We adapt simple tools from computational linguistics to construct a new measure of political risk faced by individual US firms: the share of their quarterly earnings conference calls that they devote to political risks. We validate our measure by showing it correctly identifies calls containing extensive conversations on risks that are political in nature, that it varies intuitively over time and across sectors, and that it correlates with the firm’s actions and stock market volatility in a manner that is highly indicative of political risk. Firms exposed to political risk retrench hiring and investment and actively lobby and donate to politicians. Interestingly, the vast majority of the variation in our measure is at the firm level rather than at the aggregate or sector level, in the sens...

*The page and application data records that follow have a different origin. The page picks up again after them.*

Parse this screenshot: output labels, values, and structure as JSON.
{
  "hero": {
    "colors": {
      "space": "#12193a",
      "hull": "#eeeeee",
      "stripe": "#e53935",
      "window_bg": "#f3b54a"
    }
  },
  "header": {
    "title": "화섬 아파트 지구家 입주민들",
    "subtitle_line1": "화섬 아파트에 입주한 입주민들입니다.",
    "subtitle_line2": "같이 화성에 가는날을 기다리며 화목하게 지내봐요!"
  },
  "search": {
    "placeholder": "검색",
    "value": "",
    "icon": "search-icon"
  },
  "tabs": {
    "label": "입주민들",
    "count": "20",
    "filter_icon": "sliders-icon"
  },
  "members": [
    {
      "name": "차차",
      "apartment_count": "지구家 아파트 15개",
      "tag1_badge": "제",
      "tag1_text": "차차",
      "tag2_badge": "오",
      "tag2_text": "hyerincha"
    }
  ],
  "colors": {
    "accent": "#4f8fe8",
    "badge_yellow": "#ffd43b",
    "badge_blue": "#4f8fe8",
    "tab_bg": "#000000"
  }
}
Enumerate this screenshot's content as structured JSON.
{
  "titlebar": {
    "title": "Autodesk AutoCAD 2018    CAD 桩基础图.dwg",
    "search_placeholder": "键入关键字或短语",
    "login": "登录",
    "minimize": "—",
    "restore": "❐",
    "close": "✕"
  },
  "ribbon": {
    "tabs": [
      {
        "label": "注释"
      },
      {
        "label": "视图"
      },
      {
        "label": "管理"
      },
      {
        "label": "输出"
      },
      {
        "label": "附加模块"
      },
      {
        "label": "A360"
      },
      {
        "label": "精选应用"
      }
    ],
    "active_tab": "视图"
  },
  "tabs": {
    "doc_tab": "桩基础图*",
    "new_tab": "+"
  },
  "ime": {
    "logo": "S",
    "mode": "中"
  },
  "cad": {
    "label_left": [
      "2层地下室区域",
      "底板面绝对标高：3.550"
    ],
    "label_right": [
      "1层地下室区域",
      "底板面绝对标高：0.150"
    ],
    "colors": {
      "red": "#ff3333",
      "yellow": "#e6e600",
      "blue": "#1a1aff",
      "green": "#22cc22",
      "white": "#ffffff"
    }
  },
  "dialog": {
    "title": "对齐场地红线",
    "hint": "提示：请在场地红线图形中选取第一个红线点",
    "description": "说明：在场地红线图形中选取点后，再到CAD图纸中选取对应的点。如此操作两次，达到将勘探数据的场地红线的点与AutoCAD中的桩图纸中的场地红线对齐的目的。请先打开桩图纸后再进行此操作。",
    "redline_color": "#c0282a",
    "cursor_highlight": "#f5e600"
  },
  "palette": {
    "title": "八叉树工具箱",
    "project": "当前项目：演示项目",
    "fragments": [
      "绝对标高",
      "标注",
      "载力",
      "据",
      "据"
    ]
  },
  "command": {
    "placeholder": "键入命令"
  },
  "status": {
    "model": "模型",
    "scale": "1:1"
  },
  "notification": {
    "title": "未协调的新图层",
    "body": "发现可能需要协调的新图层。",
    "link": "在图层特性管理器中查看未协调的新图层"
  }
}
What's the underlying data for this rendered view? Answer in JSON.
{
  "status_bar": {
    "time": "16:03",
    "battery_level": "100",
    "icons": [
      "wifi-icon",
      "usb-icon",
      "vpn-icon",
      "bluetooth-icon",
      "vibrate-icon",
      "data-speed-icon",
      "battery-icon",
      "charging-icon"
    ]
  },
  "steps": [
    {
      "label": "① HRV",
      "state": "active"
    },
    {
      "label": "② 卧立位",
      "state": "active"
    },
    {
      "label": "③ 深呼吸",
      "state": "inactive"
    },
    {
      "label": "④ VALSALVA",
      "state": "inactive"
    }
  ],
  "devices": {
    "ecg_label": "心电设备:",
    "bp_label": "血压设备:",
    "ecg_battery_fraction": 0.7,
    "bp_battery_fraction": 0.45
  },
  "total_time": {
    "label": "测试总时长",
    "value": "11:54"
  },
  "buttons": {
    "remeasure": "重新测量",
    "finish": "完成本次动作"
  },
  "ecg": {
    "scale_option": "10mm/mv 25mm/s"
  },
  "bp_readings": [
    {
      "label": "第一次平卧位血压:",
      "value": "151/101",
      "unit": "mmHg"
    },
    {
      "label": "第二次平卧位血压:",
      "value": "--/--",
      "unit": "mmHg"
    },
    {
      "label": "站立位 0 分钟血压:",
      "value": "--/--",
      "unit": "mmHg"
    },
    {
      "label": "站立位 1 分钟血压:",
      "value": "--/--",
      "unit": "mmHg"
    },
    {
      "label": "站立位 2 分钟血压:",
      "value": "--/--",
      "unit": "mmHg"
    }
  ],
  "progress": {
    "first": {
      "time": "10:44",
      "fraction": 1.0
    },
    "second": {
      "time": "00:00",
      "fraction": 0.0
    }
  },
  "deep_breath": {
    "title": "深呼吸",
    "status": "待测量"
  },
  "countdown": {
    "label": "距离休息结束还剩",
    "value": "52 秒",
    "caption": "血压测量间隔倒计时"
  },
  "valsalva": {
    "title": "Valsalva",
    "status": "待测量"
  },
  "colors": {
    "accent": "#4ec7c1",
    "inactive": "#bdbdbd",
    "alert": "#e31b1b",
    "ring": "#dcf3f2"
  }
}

|November 2014||The Power of the Street: Evidence from Egypt's Arab Spring|
with Daron Acemoglu, Tarek A. Hassan: w20665
During Egypt's Arab Spring, unprecedented popular mobilization and protests brought down Hosni Mubarak's government and ushered in an era of competition between three groups: elites associated with Mubarak's National Democratic Party (NDP), the military, and the Islamist Muslim Brotherhood. Street protests continued to play an important role during this power struggle. We show that these protests are associated with differential stock market returns for firms connected to the three groups. Using daily variation in the number of protesters, we document that more intense protests in Tahrir Square are associated with lower stock market valuations for firms connected to the group currently in power relative to non-connected firms, but have no impact on the relative valuations of firms connecte...
Published: Daron Acemoglu & Tarek A. Hassan & Ahmed Tahoun, 2018. "The Power of the Street: Evidence from Egypt’s Arab Spring," The Review of Financial Studies, vol 31(1), pages 1-42.